US4696047A (en) Apparatus for automatically inspecting electrical connecting pins
US6937753B1 (en) Automated wafer defect inspection system and a process of performing such inspection
US4728195A (en) Method for imaging printed circuit board component leads
US6598994B1 (en) Multi-angle inspection of manufactured products
US6141040A (en) Measurement and inspection of leads on integrated circuit packages
US5424838A (en) Microelectronics inspection system
WO1999000661A1 (en) Method and apparatus for inspecting a workpiece
US5420689A (en) High speed illumination system for microelectronics inspection
JP2003139523A (en) Surface defect detecting method and surface defect detecting device
US5774224A (en) Linear-scanning, oblique-viewing optical apparatus
US7039228B1 (en) System and method for three-dimensional surface inspection
US20070222974A1 (en) Method and system for inspecting surfaces with improved light efficiency
US4875778A (en) Lead inspection system for surface-mounted circuit packages
US20120293789A1 (en) Method and system for optically inspecting parts
US20110128370A1 (en) Multi-Camera Skin Inspection System For Extruded Ceramic Honeycomb Structures
CN101887030A (en) Method and system for detecting defects of surface and/or interior of transparent substrate
CN101363804A (en) Substrate outer appearance inspection device
JP2003503701A (en) Lighting module
US6242756B1 (en) Cross optical axis inspection system for integrated circuits
US20040141175A1 (en) Method and apparatus for uniform lighting source
EP0426166A2 (en) Automatic high speed optical inspection system
JP2007256106A (en) Display panel inspection device and display panel inspection method using the same
US20080204736A1 (en) Defect Inspection Method and Defect Inspection Apparatus
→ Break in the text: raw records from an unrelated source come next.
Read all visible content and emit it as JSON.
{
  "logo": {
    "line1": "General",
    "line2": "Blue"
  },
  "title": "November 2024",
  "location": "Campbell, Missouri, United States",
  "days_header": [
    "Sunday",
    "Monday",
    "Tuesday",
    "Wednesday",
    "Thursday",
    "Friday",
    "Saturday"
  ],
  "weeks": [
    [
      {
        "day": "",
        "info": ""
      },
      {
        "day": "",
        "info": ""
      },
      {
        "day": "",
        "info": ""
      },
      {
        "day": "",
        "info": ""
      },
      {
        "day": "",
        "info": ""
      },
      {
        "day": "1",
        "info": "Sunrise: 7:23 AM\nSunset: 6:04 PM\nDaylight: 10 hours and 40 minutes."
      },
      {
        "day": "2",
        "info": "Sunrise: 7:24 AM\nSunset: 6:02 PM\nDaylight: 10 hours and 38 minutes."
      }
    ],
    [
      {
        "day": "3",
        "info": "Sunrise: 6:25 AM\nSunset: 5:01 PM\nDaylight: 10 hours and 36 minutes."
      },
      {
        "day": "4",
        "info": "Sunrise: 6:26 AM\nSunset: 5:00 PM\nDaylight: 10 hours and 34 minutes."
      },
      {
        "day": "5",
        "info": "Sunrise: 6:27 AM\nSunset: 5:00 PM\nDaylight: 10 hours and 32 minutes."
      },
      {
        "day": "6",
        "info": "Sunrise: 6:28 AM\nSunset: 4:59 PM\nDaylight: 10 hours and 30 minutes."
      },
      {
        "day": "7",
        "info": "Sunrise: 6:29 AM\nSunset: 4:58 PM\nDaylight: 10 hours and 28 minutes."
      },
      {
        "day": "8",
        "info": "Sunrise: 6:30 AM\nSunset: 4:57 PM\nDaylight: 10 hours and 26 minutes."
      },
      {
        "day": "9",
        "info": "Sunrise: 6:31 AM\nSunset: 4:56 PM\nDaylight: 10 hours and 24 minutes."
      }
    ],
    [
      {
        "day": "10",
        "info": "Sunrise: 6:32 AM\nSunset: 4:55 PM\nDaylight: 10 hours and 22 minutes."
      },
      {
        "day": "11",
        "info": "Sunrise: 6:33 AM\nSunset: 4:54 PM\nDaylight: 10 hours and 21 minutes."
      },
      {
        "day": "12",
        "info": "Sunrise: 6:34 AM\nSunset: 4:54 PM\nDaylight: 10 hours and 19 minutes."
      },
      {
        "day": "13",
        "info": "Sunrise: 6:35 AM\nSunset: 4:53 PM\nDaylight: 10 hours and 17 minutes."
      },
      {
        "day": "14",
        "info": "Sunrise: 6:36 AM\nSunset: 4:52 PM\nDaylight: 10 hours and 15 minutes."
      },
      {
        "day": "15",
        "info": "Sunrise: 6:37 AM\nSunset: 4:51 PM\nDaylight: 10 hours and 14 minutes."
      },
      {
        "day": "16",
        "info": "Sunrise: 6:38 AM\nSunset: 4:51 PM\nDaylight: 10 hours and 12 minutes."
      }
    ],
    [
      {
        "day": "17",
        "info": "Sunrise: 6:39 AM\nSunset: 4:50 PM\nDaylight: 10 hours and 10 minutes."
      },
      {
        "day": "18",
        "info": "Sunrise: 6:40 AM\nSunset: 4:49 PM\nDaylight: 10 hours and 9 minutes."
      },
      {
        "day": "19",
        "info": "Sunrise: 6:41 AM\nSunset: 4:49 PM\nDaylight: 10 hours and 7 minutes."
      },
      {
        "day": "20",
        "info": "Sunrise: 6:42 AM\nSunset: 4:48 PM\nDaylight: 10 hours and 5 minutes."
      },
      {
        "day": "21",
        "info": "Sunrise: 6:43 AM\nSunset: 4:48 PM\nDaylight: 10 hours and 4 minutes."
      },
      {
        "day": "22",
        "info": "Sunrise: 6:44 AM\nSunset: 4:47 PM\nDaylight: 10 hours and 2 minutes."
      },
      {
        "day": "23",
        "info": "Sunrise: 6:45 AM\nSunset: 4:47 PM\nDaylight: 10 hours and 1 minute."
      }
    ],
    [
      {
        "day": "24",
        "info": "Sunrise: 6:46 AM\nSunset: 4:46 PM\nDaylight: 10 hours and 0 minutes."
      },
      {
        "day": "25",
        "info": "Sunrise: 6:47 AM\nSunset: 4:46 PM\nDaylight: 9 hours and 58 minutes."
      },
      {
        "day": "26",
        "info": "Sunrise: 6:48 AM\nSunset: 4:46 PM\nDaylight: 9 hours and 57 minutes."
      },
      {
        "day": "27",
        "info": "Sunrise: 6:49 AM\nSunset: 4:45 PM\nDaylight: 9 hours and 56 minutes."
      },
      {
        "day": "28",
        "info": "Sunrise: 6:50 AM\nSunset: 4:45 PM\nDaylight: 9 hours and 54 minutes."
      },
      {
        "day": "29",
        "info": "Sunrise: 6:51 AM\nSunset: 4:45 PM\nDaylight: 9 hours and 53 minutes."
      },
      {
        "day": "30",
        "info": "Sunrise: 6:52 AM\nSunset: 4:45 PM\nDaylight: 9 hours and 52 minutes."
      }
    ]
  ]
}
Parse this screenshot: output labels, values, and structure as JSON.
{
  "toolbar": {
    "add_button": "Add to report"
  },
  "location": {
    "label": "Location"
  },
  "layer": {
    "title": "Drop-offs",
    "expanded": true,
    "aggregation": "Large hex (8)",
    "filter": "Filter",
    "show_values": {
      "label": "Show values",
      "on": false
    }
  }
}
Legal Events

Date Code Title Description
AS Assignment

Owner name: CYBEROPTICS CORPORATION, MINNESOTA

Free format text: ASSIGNMENT OF ASSIGNORS INTEREST;ASSIGNORS:CASE, STEVEN K.;HAUGAN, CARL E.;ROSE, STEVEN A.;AND OTHERS;SIGNING DATES FROM 20101008 TO 20101229;REEL/FRAME:025670/0962

CC Certificate of correction
MAFP

Free format text: PAYMENT OF MAINTENANCE FEE, 4TH YR, SMALL ENTITY (ORIGINAL EVENT CODE: M2551)

Year of fee payment: 4